- Task brief:
Please retype every record exactly as it appears, omitting the pictures.
-=-=-
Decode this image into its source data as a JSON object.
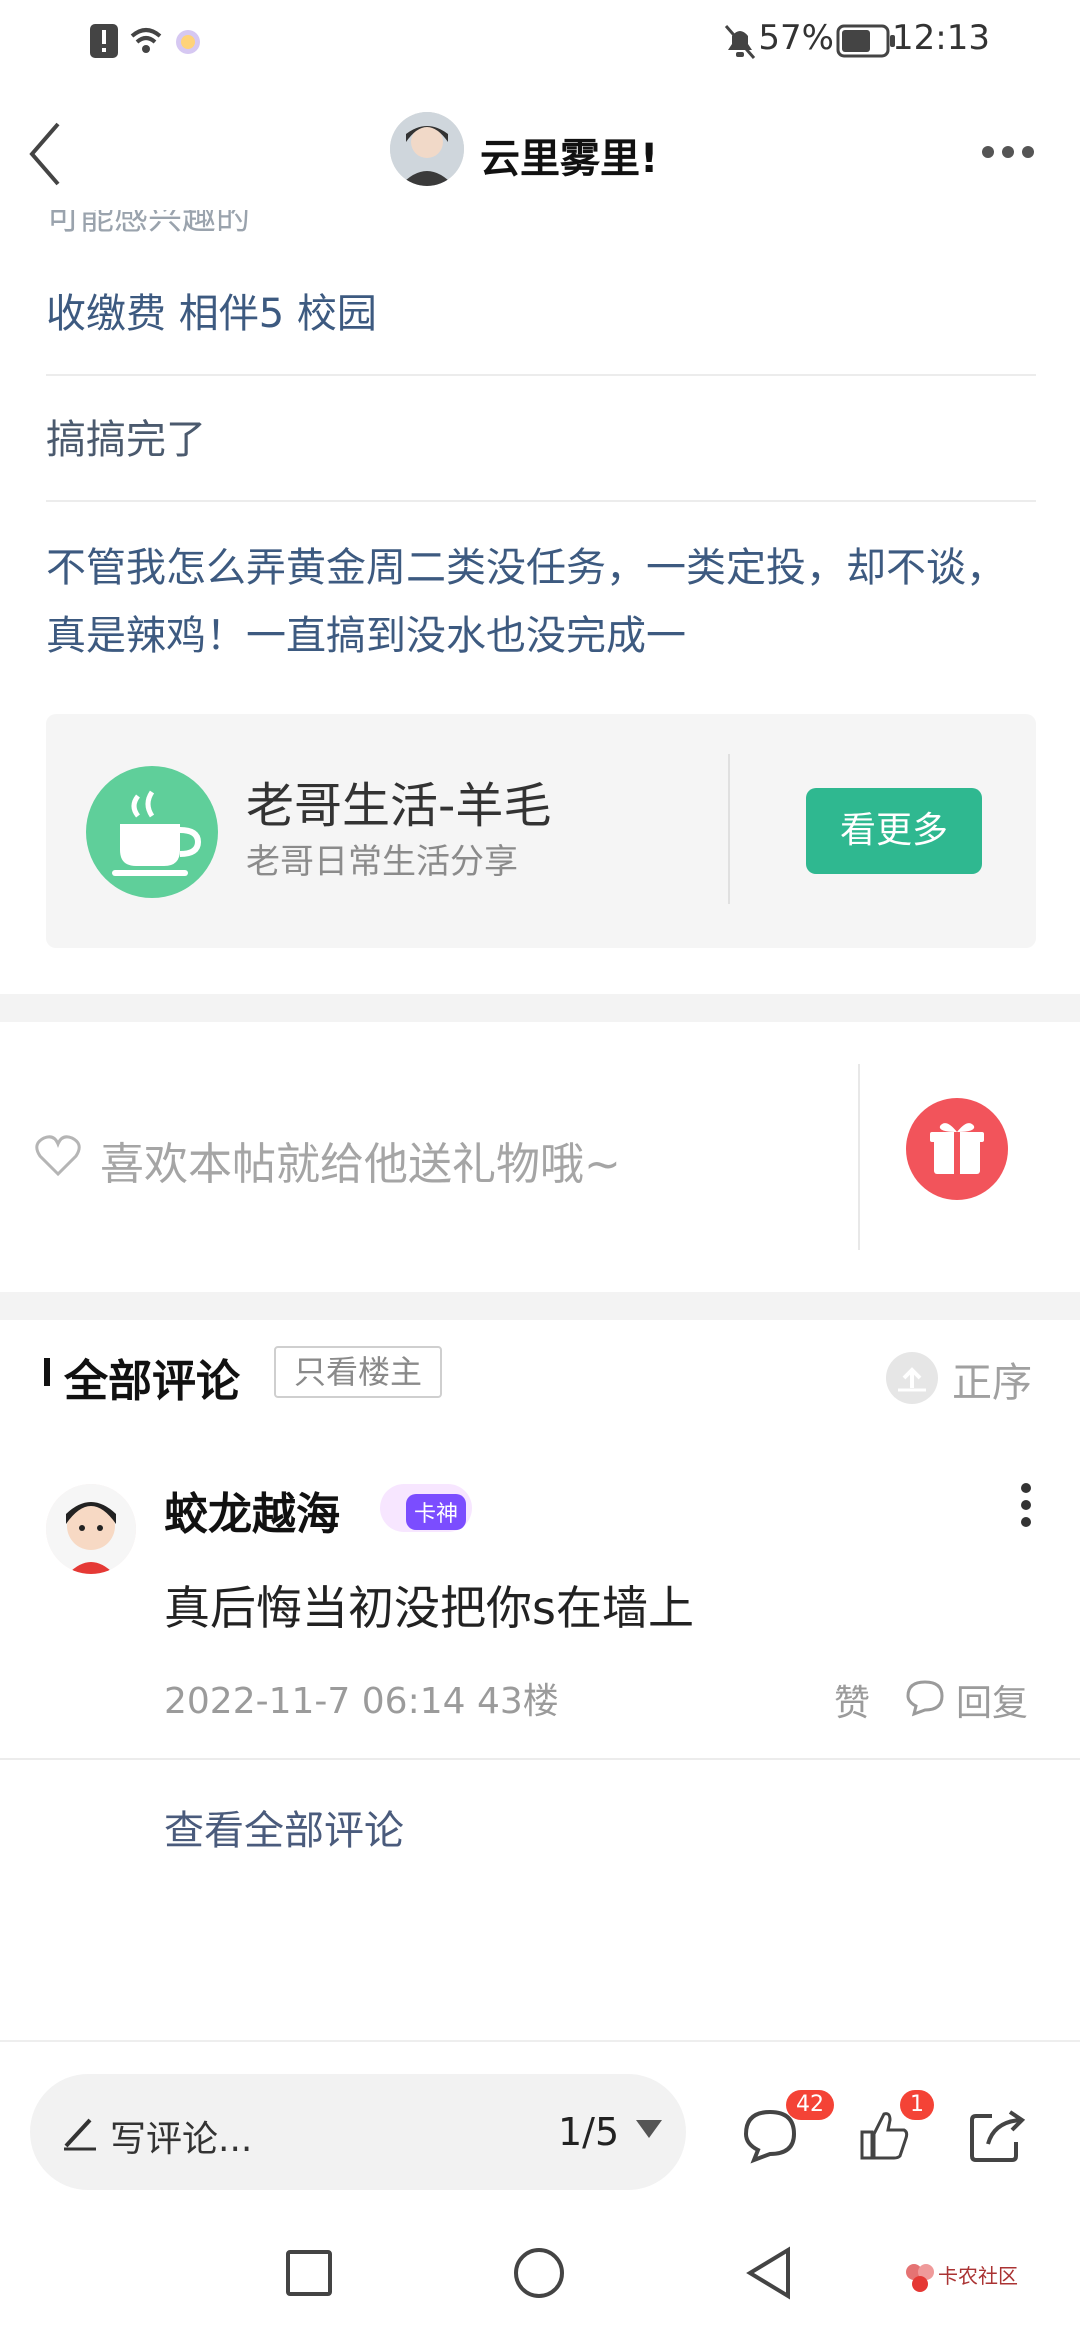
{
  "status_bar": {
    "battery_percent": "57%",
    "time": "12:13"
  },
  "header": {
    "title": "云里雾里!"
  },
  "related": {
    "faded_label": "可能感兴趣的",
    "items": [
      "收缴费 相伴5 校园",
      "搞搞完了",
      "不管我怎么弄黄金周二类没任务，一类定投，却不谈，真是辣鸡！一直搞到没水也没完成一"
    ]
  },
  "promo": {
    "name": "老哥生活-羊毛",
    "subtitle": "老哥日常生活分享",
    "more_label": "看更多",
    "icon_color": "#5fcf9a",
    "button_color": "#2fb890"
  },
  "gift": {
    "prompt": "喜欢本帖就给他送礼物哦~",
    "button_color": "#f2545b"
  },
  "comments": {
    "section_title": "全部评论",
    "only_op_label": "只看楼主",
    "order_label": "正序",
    "items": [
      {
        "author": "蛟龙越海",
        "badge": "卡神",
        "body": "真后悔当初没把你s在墙上",
        "meta": "2022-11-7 06:14  43楼",
        "like_label": "赞",
        "reply_label": "回复"
      }
    ],
    "view_all_label": "查看全部评论"
  },
  "bottom_bar": {
    "write_placeholder": "写评论...",
    "page_indicator": "1/5",
    "comment_count": "42",
    "like_count": "1"
  },
  "watermark": {
    "text": "卡农社区"
  }
}
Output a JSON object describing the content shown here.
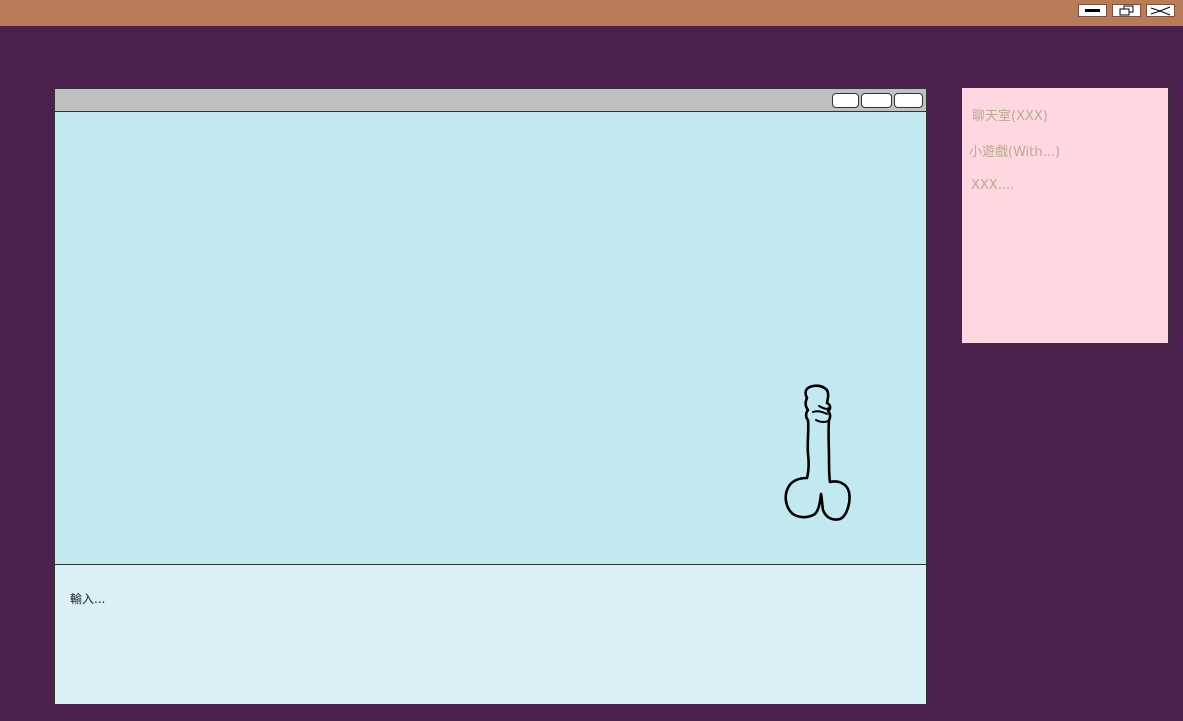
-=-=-
- Task solution:
Decode this image into its source data as a JSON object.
{
  "status_bar": {
    "battery_percent": "57%",
    "time": "12:13"
  },
  "header": {
    "title": "云里雾里!"
  },
  "related": {
    "faded_label": "可能感兴趣的",
    "items": [
      "收缴费 相伴5 校园",
      "搞搞完了",
      "不管我怎么弄黄金周二类没任务，一类定投，却不谈，真是辣鸡！一直搞到没水也没完成一"
    ]
  },
  "promo": {
    "name": "老哥生活-羊毛",
    "subtitle": "老哥日常生活分享",
    "more_label": "看更多",
    "icon_color": "#5fcf9a",
    "button_color": "#2fb890"
  },
  "gift": {
    "prompt": "喜欢本帖就给他送礼物哦~",
    "button_color": "#f2545b"
  },
  "comments": {
    "section_title": "全部评论",
    "only_op_label": "只看楼主",
    "order_label": "正序",
    "items": [
      {
        "author": "蛟龙越海",
        "badge": "卡神",
        "body": "真后悔当初没把你s在墙上",
        "meta": "2022-11-7 06:14  43楼",
        "like_label": "赞",
        "reply_label": "回复"
      }
    ],
    "view_all_label": "查看全部评论"
  },
  "bottom_bar": {
    "write_placeholder": "写评论...",
    "page_indicator": "1/5",
    "comment_count": "42",
    "like_count": "1"
  },
  "watermark": {
    "text": "卡农社区"
  }
}
Output a JSON object describing the content shown here.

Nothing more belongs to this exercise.